**Aim of the task**
Except for the pictures, write out all the records that follow exactly.

**Dataset entries**
********************

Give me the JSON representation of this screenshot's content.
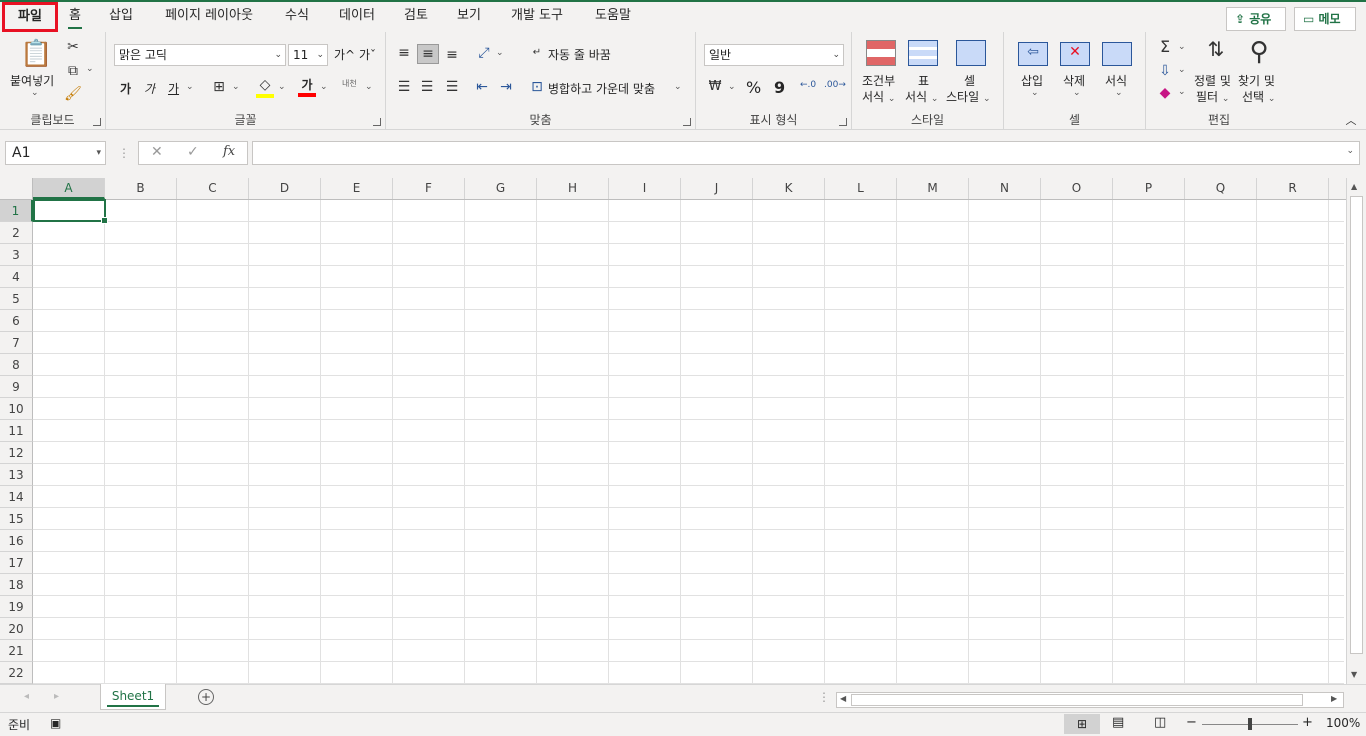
{
  "tabs": [
    {
      "key": "file",
      "label": "파일"
    },
    {
      "key": "home",
      "label": "홈"
    },
    {
      "key": "insert",
      "label": "삽입"
    },
    {
      "key": "layout",
      "label": "페이지 레이아웃"
    },
    {
      "key": "formulas",
      "label": "수식"
    },
    {
      "key": "data",
      "label": "데이터"
    },
    {
      "key": "review",
      "label": "검토"
    },
    {
      "key": "view",
      "label": "보기"
    },
    {
      "key": "developer",
      "label": "개발 도구"
    },
    {
      "key": "help",
      "label": "도움말"
    }
  ],
  "top_buttons": {
    "share": "공유",
    "comments": "메모"
  },
  "ribbon": {
    "clipboard": {
      "label": "클립보드",
      "paste": "붙여넣기"
    },
    "font": {
      "label": "글꼴",
      "font_name": "맑은 고딕",
      "font_size": "11",
      "grow": "가",
      "shrink": "가",
      "bold": "가",
      "italic": "가",
      "underline": "가",
      "color": "가",
      "phonetic": "내천"
    },
    "alignment": {
      "label": "맞춤",
      "wrap": "자동 줄 바꿈",
      "merge": "병합하고 가운데 맞춤"
    },
    "number": {
      "label": "표시 형식",
      "format": "일반",
      "percent": "%",
      "comma": "9",
      "inc": ".00",
      "dec": ".0"
    },
    "styles": {
      "label": "스타일",
      "conditional_1": "조건부",
      "conditional_2": "서식",
      "table_1": "표",
      "table_2": "서식",
      "cell_1": "셀",
      "cell_2": "스타일"
    },
    "cells": {
      "label": "셀",
      "insert": "삽입",
      "delete": "삭제",
      "format": "서식"
    },
    "editing": {
      "label": "편집",
      "sort_1": "정렬 및",
      "sort_2": "필터",
      "find_1": "찾기 및",
      "find_2": "선택",
      "sum": "Σ"
    }
  },
  "formula_bar": {
    "name_box": "A1",
    "fx": "fx",
    "cancel": "✕",
    "enter": "✓",
    "value": ""
  },
  "columns": [
    "A",
    "B",
    "C",
    "D",
    "E",
    "F",
    "G",
    "H",
    "I",
    "J",
    "K",
    "L",
    "M",
    "N",
    "O",
    "P",
    "Q",
    "R"
  ],
  "rows": [
    "1",
    "2",
    "3",
    "4",
    "5",
    "6",
    "7",
    "8",
    "9",
    "10",
    "11",
    "12",
    "13",
    "14",
    "15",
    "16",
    "17",
    "18",
    "19",
    "20",
    "21",
    "22"
  ],
  "sheets": [
    "Sheet1"
  ],
  "status": {
    "ready": "준비",
    "zoom": "100%",
    "minus": "−",
    "plus": "+"
  },
  "accent": "#217346"
}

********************

**Solution to this task**
Give me the JSON representation of this screenshot's content.
{
  "tabs": [
    {
      "key": "file",
      "label": "파일"
    },
    {
      "key": "home",
      "label": "홈"
    },
    {
      "key": "insert",
      "label": "삽입"
    },
    {
      "key": "layout",
      "label": "페이지 레이아웃"
    },
    {
      "key": "formulas",
      "label": "수식"
    },
    {
      "key": "data",
      "label": "데이터"
    },
    {
      "key": "review",
      "label": "검토"
    },
    {
      "key": "view",
      "label": "보기"
    },
    {
      "key": "developer",
      "label": "개발 도구"
    },
    {
      "key": "help",
      "label": "도움말"
    }
  ],
  "top_buttons": {
    "share": "공유",
    "comments": "메모"
  },
  "ribbon": {
    "clipboard": {
      "label": "클립보드",
      "paste": "붙여넣기"
    },
    "font": {
      "label": "글꼴",
      "font_name": "맑은 고딕",
      "font_size": "11",
      "grow": "가",
      "shrink": "가",
      "bold": "가",
      "italic": "가",
      "underline": "가",
      "color": "가",
      "phonetic": "내천"
    },
    "alignment": {
      "label": "맞춤",
      "wrap": "자동 줄 바꿈",
      "merge": "병합하고 가운데 맞춤"
    },
    "number": {
      "label": "표시 형식",
      "format": "일반",
      "percent": "%",
      "comma": "9",
      "inc": ".00",
      "dec": ".0"
    },
    "styles": {
      "label": "스타일",
      "conditional_1": "조건부",
      "conditional_2": "서식",
      "table_1": "표",
      "table_2": "서식",
      "cell_1": "셀",
      "cell_2": "스타일"
    },
    "cells": {
      "label": "셀",
      "insert": "삽입",
      "delete": "삭제",
      "format": "서식"
    },
    "editing": {
      "label": "편집",
      "sort_1": "정렬 및",
      "sort_2": "필터",
      "find_1": "찾기 및",
      "find_2": "선택",
      "sum": "Σ"
    }
  },
  "formula_bar": {
    "name_box": "A1",
    "fx": "fx",
    "cancel": "✕",
    "enter": "✓",
    "value": ""
  },
  "columns": [
    "A",
    "B",
    "C",
    "D",
    "E",
    "F",
    "G",
    "H",
    "I",
    "J",
    "K",
    "L",
    "M",
    "N",
    "O",
    "P",
    "Q",
    "R"
  ],
  "rows": [
    "1",
    "2",
    "3",
    "4",
    "5",
    "6",
    "7",
    "8",
    "9",
    "10",
    "11",
    "12",
    "13",
    "14",
    "15",
    "16",
    "17",
    "18",
    "19",
    "20",
    "21",
    "22"
  ],
  "sheets": [
    "Sheet1"
  ],
  "status": {
    "ready": "준비",
    "zoom": "100%",
    "minus": "−",
    "plus": "+"
  },
  "accent": "#217346"
}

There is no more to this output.